A classic, silent love story; potent sci-fi and a film of quietly profound ideas with a message that smartly conceals itself until the final, racing conclusion. Impeccable film making on every conceivable level, it is an uncompromising work of art which somehow endears itself to kids as well. Genius.

***** – Masterpiece

Up (2009)

It’s mix of pathos and slapstick is a bit uneven, but also daring and fresh. It’s not perfect, but manages to lives up to Pixar’s impossibly high standards.

The  nfathomably effective opening 10 minutes and the surreal melancholy of its central concept earned it its place as a Best Picture contender (although it should have been Wall-E that broke the ice), despite the sometimes misfitted humour.

A bold, poetic and welcome addition to the Pixar body of work

**** – it’s originality and pathos overshadow the uncomfortable comedy vibes

Toy Story 3 (2010)

With every reason to be redundant, Toy Story 3 is instead possibly the most thrilling of the franchise.

It very notably puts Toy Story in the very rare class of perfect trilogies, with each film building on the former, legitimately adding more depth and scope to the franchise. Even Star Wars and The Godfather faltered in the final instalment, but Toy Story ends on a high note you didn’t know it had.

The premise and characters are kept fresh with a dramatic change of location, new characters are hugely enjoyable, every joke flies (Spanish Bud soars), and the emotion of the former films is effectively heightened to breaking point, without breaking. Includes scenes of suspense almost too thrilling for kids film and an overwhelming finale built on deep, expansive, perfectly judged nostalgia and a somehow profound understanding of toys, imagination and childhood. Epic. Nervous for the fourth instalment, though.

****1/2 A trilogy doesn't deserve to be so good

Cars 2 (2011)

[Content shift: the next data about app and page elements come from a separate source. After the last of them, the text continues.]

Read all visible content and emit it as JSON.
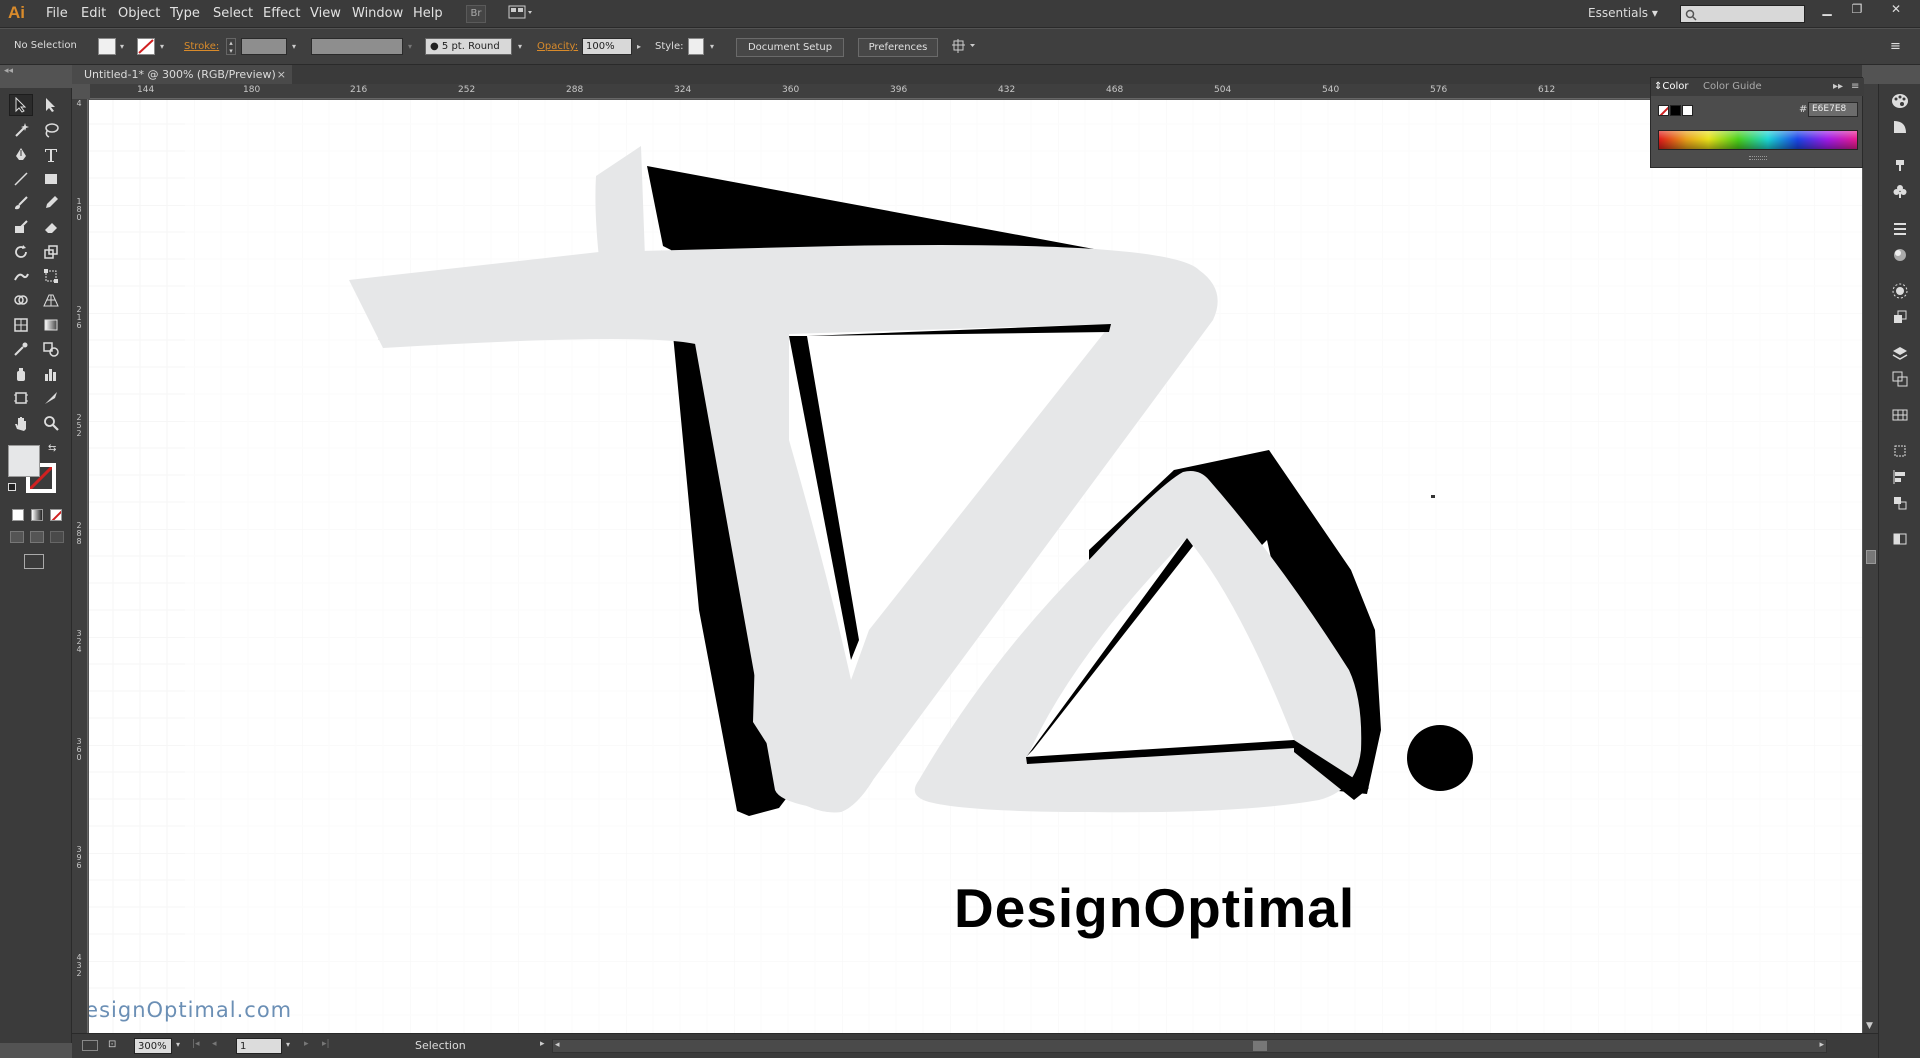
{
  "app": {
    "logo": "Ai"
  },
  "menu": {
    "items": [
      "File",
      "Edit",
      "Object",
      "Type",
      "Select",
      "Effect",
      "View",
      "Window",
      "Help"
    ],
    "bridge_label": "Br",
    "workspace": "Essentials"
  },
  "control_bar": {
    "selection_status": "No Selection",
    "stroke_label": "Stroke:",
    "brush_label": "5 pt. Round",
    "opacity_label": "Opacity:",
    "opacity_value": "100%",
    "style_label": "Style:",
    "document_setup": "Document Setup",
    "preferences": "Preferences"
  },
  "document": {
    "tab_title": "Untitled-1* @ 300% (RGB/Preview)",
    "close_glyph": "×"
  },
  "rulers": {
    "top": [
      "144",
      "180",
      "216",
      "252",
      "288",
      "324",
      "360",
      "396",
      "432",
      "468",
      "504",
      "540",
      "576",
      "612"
    ],
    "left": [
      "4",
      "180",
      "216",
      "252",
      "288",
      "324",
      "360",
      "396",
      "432"
    ]
  },
  "artwork": {
    "brand_text": "DesignOptimal",
    "watermark": "DesignOptimal.com",
    "fill_color": "#E6E7E8",
    "shadow_color": "#000000"
  },
  "color_panel": {
    "tab_color": "Color",
    "tab_color_guide": "Color Guide",
    "hex_prefix": "#",
    "hex_value": "E6E7E8"
  },
  "status_bar": {
    "zoom": "300%",
    "page": "1",
    "tool_name": "Selection"
  },
  "icons": [
    "selection-arrow-icon",
    "direct-selection-icon",
    "magic-wand-icon",
    "lasso-icon",
    "pen-icon",
    "type-icon",
    "line-icon",
    "rectangle-icon",
    "paintbrush-icon",
    "pencil-icon",
    "blob-brush-icon",
    "eraser-icon",
    "rotate-icon",
    "scale-icon",
    "warp-icon",
    "free-transform-icon",
    "shape-builder-icon",
    "perspective-grid-icon",
    "mesh-icon",
    "gradient-icon",
    "eyedropper-icon",
    "blend-icon",
    "symbol-sprayer-icon",
    "graph-icon",
    "artboard-icon",
    "slice-icon",
    "hand-icon",
    "zoom-icon",
    "search-icon"
  ]
}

Why? Oh yes, merchandising. This one's for the kids. Which is forgivable, provided they alternate with films back on form for the rest of us.

Brave (2012)

Fantastic for a Disney princess outing, but disappointing for Pixar. Despite an enjoyable lead character and some potent ideas, Brave's script just doesn't gel. With five writers on board and a mid-production handover, it may be a case of too many cooks spoiling the broth, but Brave feels like a promising set up and a solid, if foreseeable resolution, with a few random scenes thrown in the middle.

It's a pity, because Brave has a lovely magic realist surrealism; a rich, gorgeous setting; plenty of funny jokes and endearing supporting characters. It also has a noteworthy lead - the first Disney princess since Mulan not defined by the finding of a husband (quite the opposite really) and a significant warrior heroine in a year filled with warrior heroines (Merida ranks far above Kristen Stewart's vacant Snow White, but beneath Jennifer Lawrence's selfless Katniss Everdeen).

It only really fails to live up to the studio's impossibly high expectations, particularly painful as it should have atoned for Cars 2's sins, but remains a highly enjoyable and haphazardly inventive family fable with an important heroine for young girls.

***1/2 Its flaws redeemed by its charm